Shorten again endorses negative gearing reform

Via the AFR:

As Sydney and Melbourne house prices continue to fall, Mr Shorten signalled that an originally planned July 1, 2019 start date could be deferred until 2020.

He said Labor remained committed to its three-year policy of reforming negative gearing to make the system fairer for first-home buyers against investors who now receive a taxpayer “subsidy”.

“At a point after the election, before our first budget or at our first budget that [negative gearing] will change,” Mr Shorten said on Friday in response to a question from The Australian Financial Review.

Nicely misleading phraseology there. Labor mooted these two dates long ago and not in response to “as Sydney and Melbourne house prices continue to fall”. It previously said that it would install the changes mid-2019 if the election was held this year. If the election was held on the May 2019 timetable then the reform would be pushed out to mid-2020.


    • Don’t see how he can flipflop on this one, without creating “read my lips” levels of anger 😈

    • Meh. It’ll be easy to reform when speculators realise capital gains aren’t likely in the future as housing market begins to act like a market (ie. Goes up And down). No use saving a little in interest when you stand to lose a lot in capital. Also if they can effectively communicate that negative gearing is predominantly a subsidy for the top quarter of “earners” and tie it in with the general systemic unfairness experienced by everyday Australians, they’ll push it through easy.

    • Housing is falling and it’s obvious to the average punter. THere will be no negative gearing reform. That would require a spine, which doesn’t exist in Australian politics.

      • I know stupid people who are holding onto their investment properties. One of my smart mates put his investment property on the market soon after doughnut day. Prices in Sydney are now 9% below peak and stupid people are still holding onto their investment properties.

        But I do not know how long the price slump will last.

        Shorten could legalise the foreign purchase of Aussie houses and that may bring prices back up.

      • @Jacob – is it stupid though? I thought about this; property is illquid especially currently when there is a downturn. Stamp duty and other transaction costs also bite especially at the 500-700k range (Sydney, Melbourne) which what many investment properties are aimed at geared at renters. To get back out (with your investment money which in the long run is worse in cash) and get back in later (if you can pick the absolute bottom which is no guarantee) is quite a chunk of money and a lot of hassle. If Labor change the laws any new property won’t have the CGT exemptions and such either which IMO matters more than negative gearing. Especially if rent is covering the mortgage and your not too leveraged. Its a question of how deep you think the price falls will be and if/when it will recover. Sure you wouldn’t be buying now but if you have a property already the getting in and out is a slightly different equation maybe? i.e. if your property is part of an asset allocation and you have covered your bases maybe its fair; if your a 5 property under 30 something gambler who’s attended a spuiking property investment seminar maybe not.

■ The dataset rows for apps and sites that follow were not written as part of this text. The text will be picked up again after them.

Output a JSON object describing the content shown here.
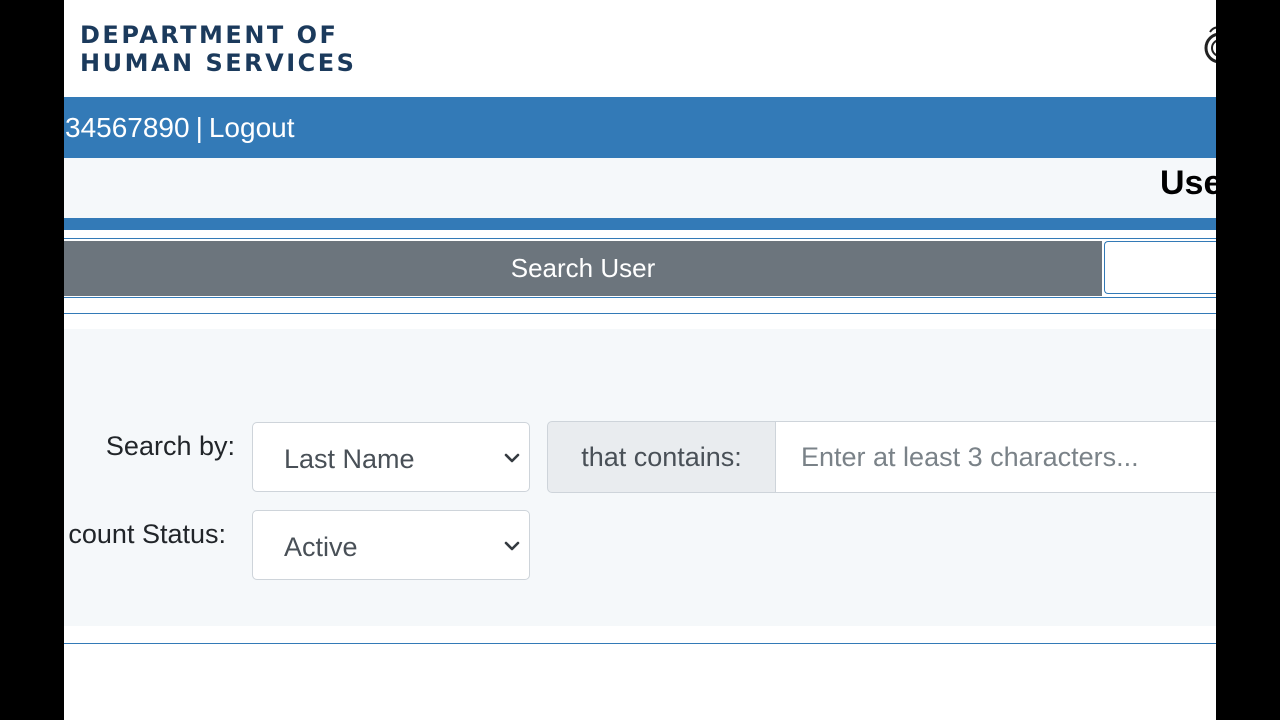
{
  "header": {
    "logo_line1": "DEPARTMENT OF",
    "logo_line2": "HUMAN SERVICES",
    "seal_icon": "state-seal-icon"
  },
  "user_bar": {
    "user_id": "34567890",
    "separator": "|",
    "logout_label": "Logout"
  },
  "page": {
    "title": "Use"
  },
  "tabs": {
    "search_user_label": "Search User",
    "active_tab_color": "#6c757d"
  },
  "search_form": {
    "search_by_label": "Search by:",
    "search_by_value": "Last Name",
    "contains_label": "that contains:",
    "search_placeholder": "Enter at least 3 characters...",
    "search_value": "",
    "account_status_label": "count Status:",
    "account_status_value": "Active"
  },
  "colors": {
    "brand_blue": "#337ab7",
    "logo_navy": "#1b3a5c",
    "panel_bg": "#f5f8fa"
  }
}
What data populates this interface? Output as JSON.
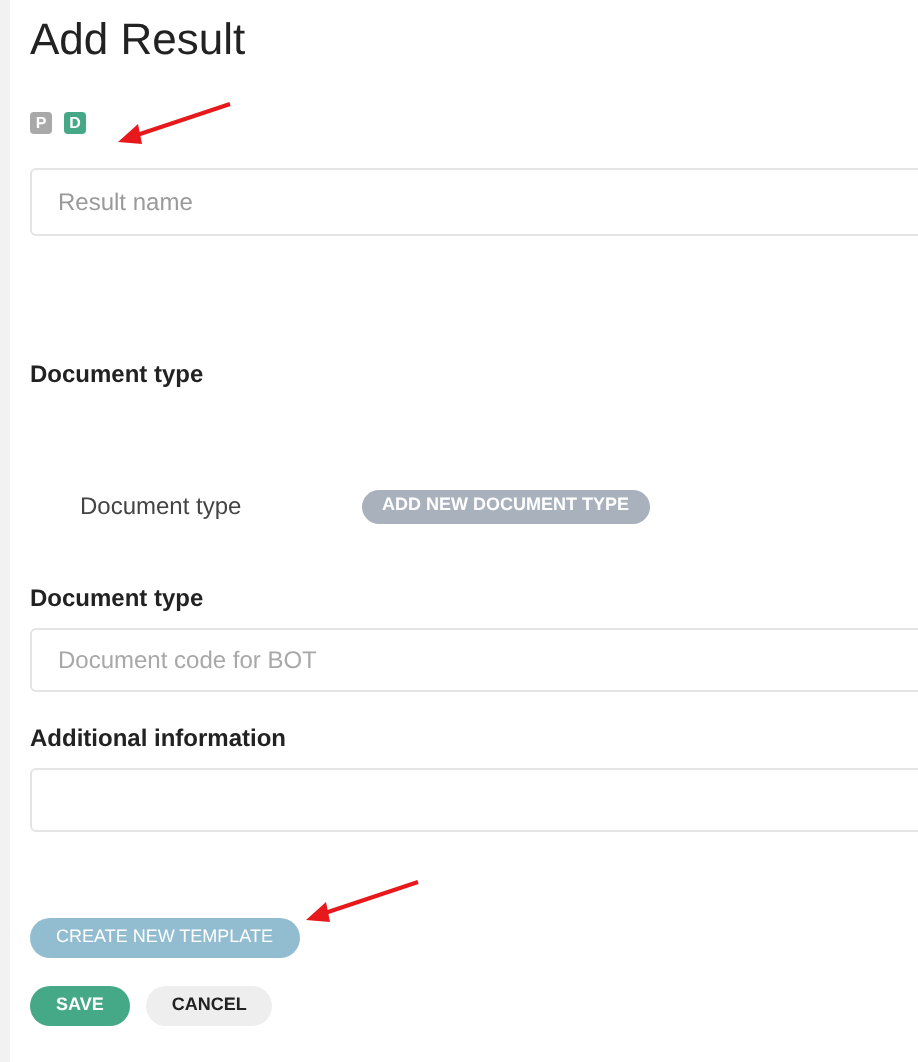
{
  "title": "Add Result",
  "badges": [
    {
      "label": "P",
      "selected": false
    },
    {
      "label": "D",
      "selected": true
    }
  ],
  "result_name": {
    "placeholder": "Result name"
  },
  "document_type_heading": "Document type",
  "document_type_row": {
    "label": "Document type",
    "button": "ADD NEW DOCUMENT TYPE"
  },
  "document_code": {
    "label": "Document type",
    "placeholder": "Document code for BOT"
  },
  "additional_information": {
    "label": "Additional information"
  },
  "create_template_button": "CREATE NEW TEMPLATE",
  "buttons": [
    {
      "label": "SAVE",
      "kind": "primary"
    },
    {
      "label": "CANCEL",
      "kind": "secondary"
    }
  ]
}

    • Agree. Aside from political suicide, also generally a dumb idea. Let the market fall on it’s own sword. Horse has bolted for NG.

  1. The abolition of negative gearing will be to shorten what “there will be no carbon price under the government I lead” was to gillard.

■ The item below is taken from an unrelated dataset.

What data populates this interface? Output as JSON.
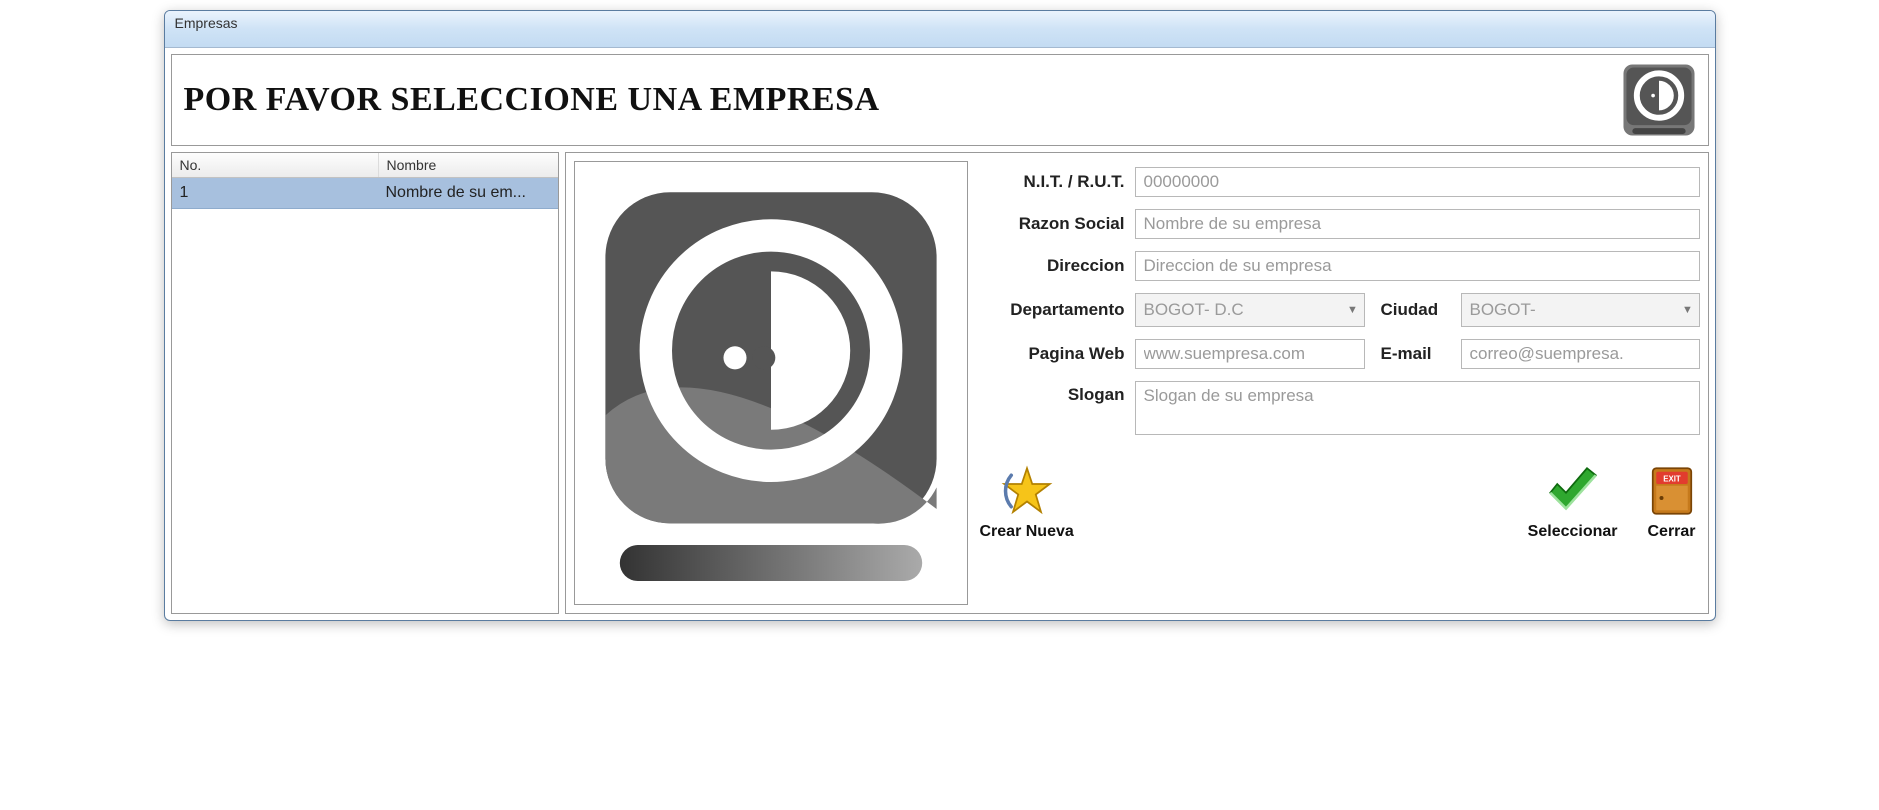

    • Shorten is taking a political risk in advocating quite mild negative gearing reforms, it is reason why Labor aren’t polling like 60% of the two party preferred vote at the moment.

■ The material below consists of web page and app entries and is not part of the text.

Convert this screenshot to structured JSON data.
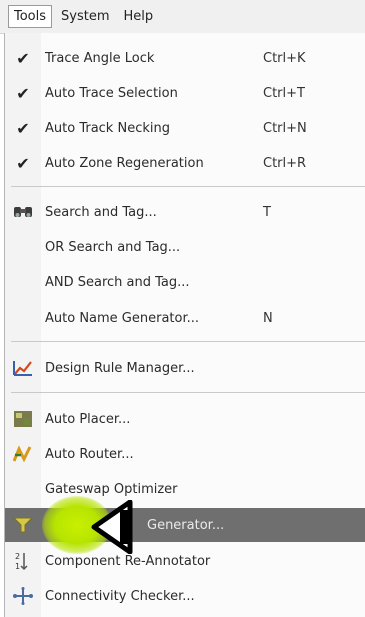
{
  "menubar": {
    "items": [
      {
        "label": "Tools"
      },
      {
        "label": "System"
      },
      {
        "label": "Help"
      }
    ]
  },
  "menu": {
    "toggles": [
      {
        "label": "Trace Angle Lock",
        "shortcut": "Ctrl+K",
        "icon": "check-icon"
      },
      {
        "label": "Auto Trace Selection",
        "shortcut": "Ctrl+T",
        "icon": "check-icon"
      },
      {
        "label": "Auto Track Necking",
        "shortcut": "Ctrl+N",
        "icon": "check-icon"
      },
      {
        "label": "Auto Zone Regeneration",
        "shortcut": "Ctrl+R",
        "icon": "check-icon"
      }
    ],
    "search": [
      {
        "label": "Search and Tag...",
        "shortcut": "T",
        "icon": "binoculars-icon"
      },
      {
        "label": "OR Search and Tag...",
        "shortcut": ""
      },
      {
        "label": "AND Search and Tag...",
        "shortcut": ""
      },
      {
        "label": "Auto Name Generator...",
        "shortcut": "N"
      }
    ],
    "design": [
      {
        "label": "Design Rule Manager...",
        "icon": "ruler-chart-icon"
      }
    ],
    "automation": [
      {
        "label": "Auto Placer...",
        "icon": "placer-icon"
      },
      {
        "label": "Auto Router...",
        "icon": "router-icon"
      },
      {
        "label": "Gateswap Optimizer",
        "icon": ""
      },
      {
        "label": "Generator...",
        "icon": "funnel-icon"
      },
      {
        "label": "Component Re-Annotator",
        "icon": "reannotate-icon"
      },
      {
        "label": "Connectivity Checker...",
        "icon": "connectivity-icon"
      }
    ]
  },
  "colors": {
    "highlight": "#6f6f6f",
    "cursor_glow": "#c8f000"
  }
}
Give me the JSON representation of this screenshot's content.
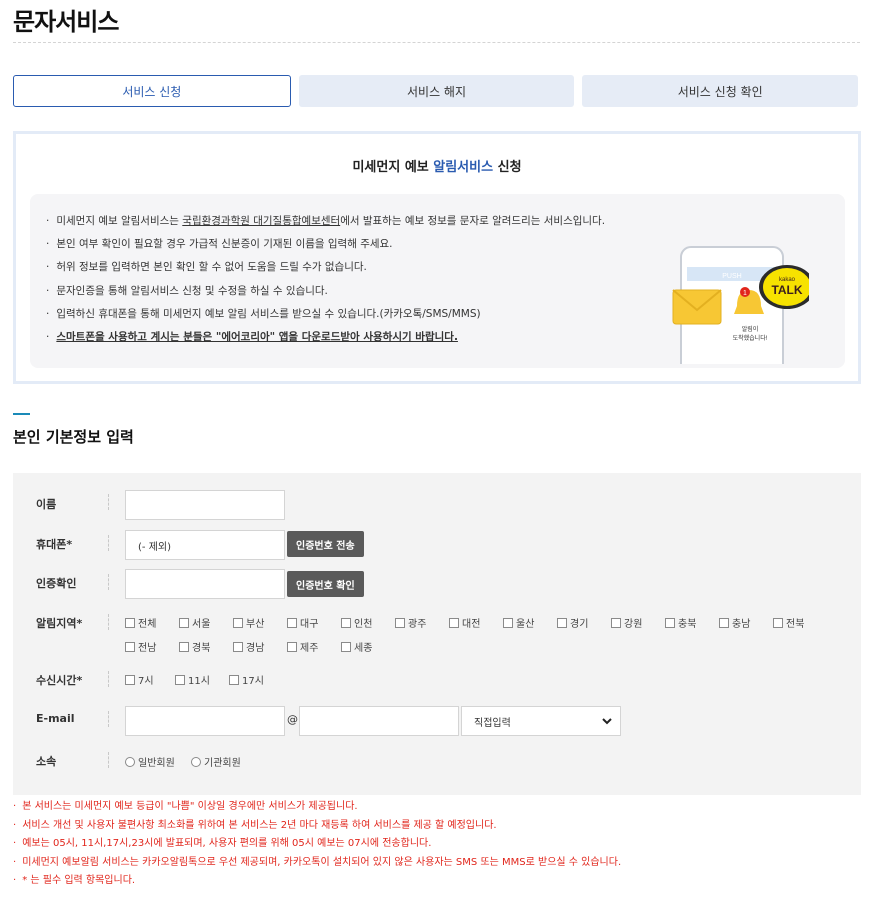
{
  "page_title": "문자서비스",
  "tabs": [
    {
      "label": "서비스 신청",
      "active": true
    },
    {
      "label": "서비스 해지",
      "active": false
    },
    {
      "label": "서비스 신청 확인",
      "active": false
    }
  ],
  "info": {
    "title_prefix": "미세먼지 예보 ",
    "title_highlight": "알림서비스",
    "title_suffix": " 신청",
    "items": {
      "item1_prefix": "미세먼지 예보 알림서비스는 ",
      "item1_underline": "국립환경과학원 대기질통합예보센터",
      "item1_suffix": "에서 발표하는 예보 정보를 문자로 알려드리는 서비스입니다.",
      "item2": "본인 여부 확인이 필요할 경우 가급적 신분증이 기재된 이름을 입력해 주세요.",
      "item3": "허위 정보를 입력하면 본인 확인 할 수 없어 도움을 드릴 수가 없습니다.",
      "item4": "문자인증을 통해 알림서비스 신청 및 수정을 하실 수 있습니다.",
      "item5": "입력하신 휴대폰을 통해 미세먼지 예보 알림 서비스를 받으실 수 있습니다.(카카오톡/SMS/MMS)",
      "item6": "스마트폰을 사용하고 계시는 분들은 \"에어코리아\" 앱을 다운로드받아 사용하시기 바랍니다."
    },
    "illustration": {
      "push_label": "PUSH",
      "kakao_small": "kakao",
      "kakao_big": "TALK",
      "badge": "1",
      "arrived_line1": "알림이",
      "arrived_line2": "도착했습니다!"
    }
  },
  "section_title": "본인 기본정보 입력",
  "form": {
    "name_label": "이름",
    "phone_label": "휴대폰*",
    "phone_placeholder": "(- 제외)",
    "send_code_button": "인증번호 전송",
    "verify_label": "인증확인",
    "verify_button": "인증번호 확인",
    "region_label": "알림지역*",
    "regions": [
      "전체",
      "서울",
      "부산",
      "대구",
      "인천",
      "광주",
      "대전",
      "울산",
      "경기",
      "강원",
      "충북",
      "충남",
      "전북",
      "전남",
      "경북",
      "경남",
      "제주",
      "세종"
    ],
    "time_label": "수신시간*",
    "times": [
      "7시",
      "11시",
      "17시"
    ],
    "email_label": "E-mail",
    "email_at": "@",
    "email_domain_select": "직접입력",
    "member_label": "소속",
    "member_types": [
      "일반회원",
      "기관회원"
    ]
  },
  "notes": [
    "본 서비스는 미세먼지 예보 등급이 \"나쁨\" 이상일 경우에만 서비스가 제공됩니다.",
    "서비스 개선 및 사용자 불편사항 최소화를 위하여 본 서비스는 2년 마다 재등록 하여 서비스를 제공 할 예정입니다.",
    "예보는 05시, 11시,17시,23시에 발표되며, 사용자 편의를 위해 05시 예보는 07시에 전송합니다.",
    "미세먼지 예보알림 서비스는 카카오알림톡으로 우선 제공되며, 카카오톡이 설치되어 있지 않은 사용자는 SMS 또는 MMS로 받으실 수 있습니다.",
    "* 는 필수 입력 항목입니다."
  ],
  "colors": {
    "accent": "#2a5bb0",
    "tab_bg": "#e6ecf6",
    "note_red": "#e1261c",
    "section_bar": "#1a8ab8"
  }
}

  2. Jacinda Ardern also said the right things before the election. So did Gillard and Winston Peters.

    They are no consequences for lying. No wonder the profession is full of psychopaths.

    “skilled” immigration:

    17 hours ago

    a forged Indian driver licence that was used to obtain a licence in NZ.

    Mr Singh has been in New Zealand since 2009 when he arrived as a dependent of his wife while she studied in the country.

    Students eh? The wife comes here to “study” and the “dependant” husband comes over to work full time in jobs that Aussies/Kiwis used to do.

  3. Yawn..
    I’ll hold off on claiming my “it’ll never happen” prize until 2022 just to be nice to you all………
    In the current environment – No Chance.